writes: A few months ago, Google announced their +1 button which was their response to the Facebook Like button,
Twitter Tweet button, Stumble Badge and other misc. social networking tools.
I have some nifty pictures of baby hummingbirds that seem popular since several hundred people look at it every day. So a little while ago, I added the Google +1 button in-line with the buttons from Facebook (2,452 likes), Stumble (35,000 views), and Twitter (147 tweets) ... and so far, the big "G's" button has been pushed ZERO times.
Are web surfers just not used to seeing the latest web button, or is this a sign that Google is a little late to the social networking craze?
writes: Since 2005, I've had a live webcam watching my grass grow — another is currently watching a bird nest on my front door — five babies! While I appreciate the 802.11g wireless and Pan/Tilt/Zoom (10x optical) of the 5 year old D-Link DCS-6620g, it has issues, especially image quality. I've investigated getting a new webcam, but except for high-end/security-related gear from companies such as Axis, there doesn't seem to be much improvement in the consumer space as most offerings are just cheaper and USB connected for tethered video conferencing, etc.
I have an 18 Megapixel Canon 7D DSLR that shoots gorgeous 1920x1080x30p hi-def video. While I don't expect that in a consumer webcam, their recently released T2i uses the same chip and sells for $800. And heck, point-n-shoots are a couple of hundred bucks and now many cell phones have cameras built in, so there's plenty of low power speedy CPU's in small packages these days to handle the signal processing.

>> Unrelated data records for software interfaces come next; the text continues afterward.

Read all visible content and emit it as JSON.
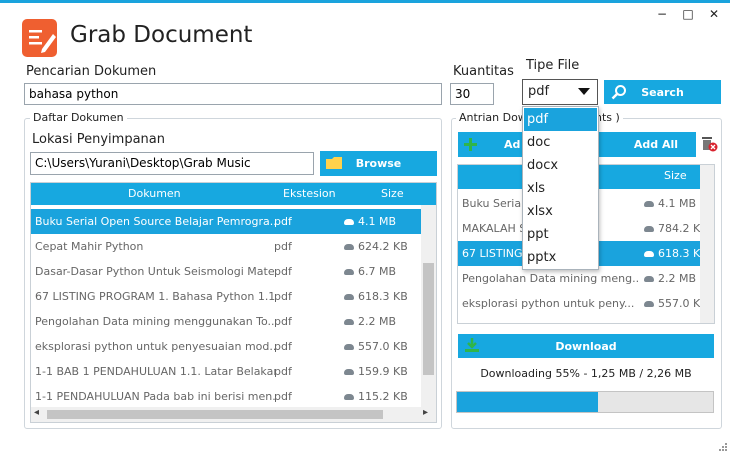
{
  "app": {
    "title": "Grab Document",
    "window_controls": {
      "minimize": "−",
      "maximize": "□",
      "close": "✕"
    },
    "accent": "#17a8e0",
    "logo_color": "#ef5f30"
  },
  "search": {
    "label": "Pencarian Dokumen",
    "value": "bahasa python",
    "quantity_label": "Kuantitas",
    "quantity_value": "30",
    "filetype_label": "Tipe File",
    "filetype_value": "pdf",
    "button_label": "Search",
    "filetype_options": [
      "pdf",
      "doc",
      "docx",
      "xls",
      "xlsx",
      "ppt",
      "pptx"
    ]
  },
  "daftar": {
    "group_label": "Daftar Dokumen",
    "lokasi_label": "Lokasi Penyimpanan",
    "path_value": "C:\\Users\\Yurani\\Desktop\\Grab Music",
    "browse_label": "Browse",
    "columns": [
      "Dokumen",
      "Ekstesion",
      "Size"
    ],
    "rows": [
      {
        "doc": "Buku Serial Open Source Belajar Pemrogra...",
        "ext": "pdf",
        "size": "4.1 MB",
        "selected": true
      },
      {
        "doc": "Cepat Mahir Python",
        "ext": "pdf",
        "size": "624.2 KB",
        "selected": false
      },
      {
        "doc": "Dasar-Dasar Python Untuk Seismologi Mate...",
        "ext": "pdf",
        "size": "6.7 MB",
        "selected": false
      },
      {
        "doc": "67 LISTING PROGRAM 1. Bahasa Python 1.1 ...",
        "ext": "pdf",
        "size": "618.3 KB",
        "selected": false
      },
      {
        "doc": "Pengolahan Data mining menggunakan To...",
        "ext": "pdf",
        "size": "2.2 MB",
        "selected": false
      },
      {
        "doc": "eksplorasi python untuk penyesuaian mod...",
        "ext": "pdf",
        "size": "557.0 KB",
        "selected": false
      },
      {
        "doc": "1-1 BAB 1 PENDAHULUAN 1.1. Latar Belakan...",
        "ext": "pdf",
        "size": "159.9 KB",
        "selected": false
      },
      {
        "doc": "1-1 PENDAHULUAN Pada bab ini berisi men...",
        "ext": "pdf",
        "size": "115.2 KB",
        "selected": false
      }
    ],
    "scroll_left": "◂",
    "scroll_right": "▸"
  },
  "antrian": {
    "group_label_start": "Antrian Down",
    "group_label_end": "nts )",
    "add_label": "Ad",
    "add_all_label": "Add All",
    "size_header": "Size",
    "rows": [
      {
        "doc": "Buku Serial O",
        "size": "4.1 MB",
        "selected": false
      },
      {
        "doc": "MAKALAH S",
        "size": "784.2 KB",
        "selected": false
      },
      {
        "doc": "67 LISTING P",
        "size": "618.3 KB",
        "selected": true
      },
      {
        "doc": "Pengolahan Data mining meng...",
        "size": "2.2 MB",
        "selected": false
      },
      {
        "doc": "eksplorasi python untuk peny...",
        "size": "557.0 KB",
        "selected": false
      }
    ],
    "download_label": "Download",
    "status": "Downloading 55%  -  1,25 MB / 2,26 MB",
    "progress": 0.55
  }
}
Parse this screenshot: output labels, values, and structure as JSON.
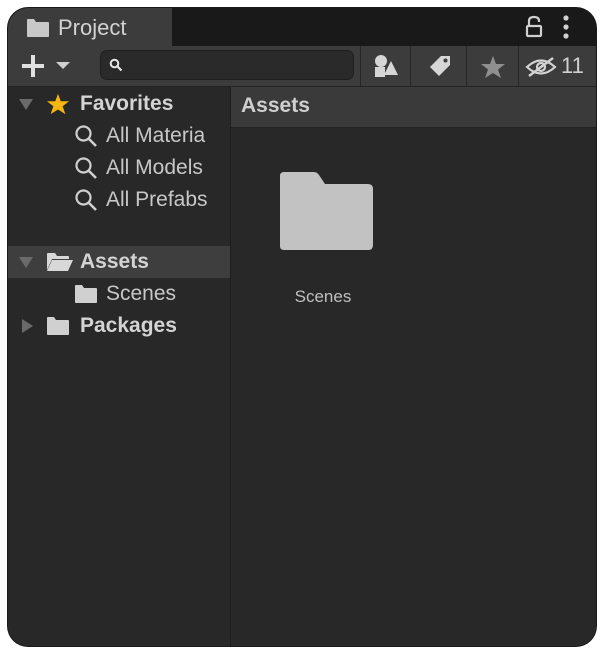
{
  "window": {
    "tab_title": "Project",
    "icons": [
      "folder-icon",
      "lock-icon",
      "kebab-menu-icon"
    ]
  },
  "toolbar": {
    "add_icon": "plus-icon",
    "search": {
      "value": "",
      "placeholder": ""
    },
    "buttons": [
      "search-by-type",
      "search-by-label",
      "save-search-favorite"
    ],
    "hidden_packages_count": "11"
  },
  "tree": {
    "favorites": {
      "label": "Favorites",
      "items": [
        "All Materia",
        "All Models",
        "All Prefabs"
      ]
    },
    "assets": {
      "label": "Assets",
      "children": [
        "Scenes"
      ]
    },
    "packages": {
      "label": "Packages"
    }
  },
  "content": {
    "breadcrumb": "Assets",
    "items": [
      {
        "name": "Scenes",
        "kind": "folder"
      }
    ]
  },
  "colors": {
    "window_bg": "#282828",
    "toolbar_bg": "#3c3c3c",
    "selected_row": "#3e3e3e",
    "favorite_star": "#f5b60f",
    "folder": "#c2c2c2"
  }
}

So why hasn't someone taken a sensor with good image quality sensor, downsized to around 1024x768, and put it in a PTZ webcam package with 802.11n wireless for around $500?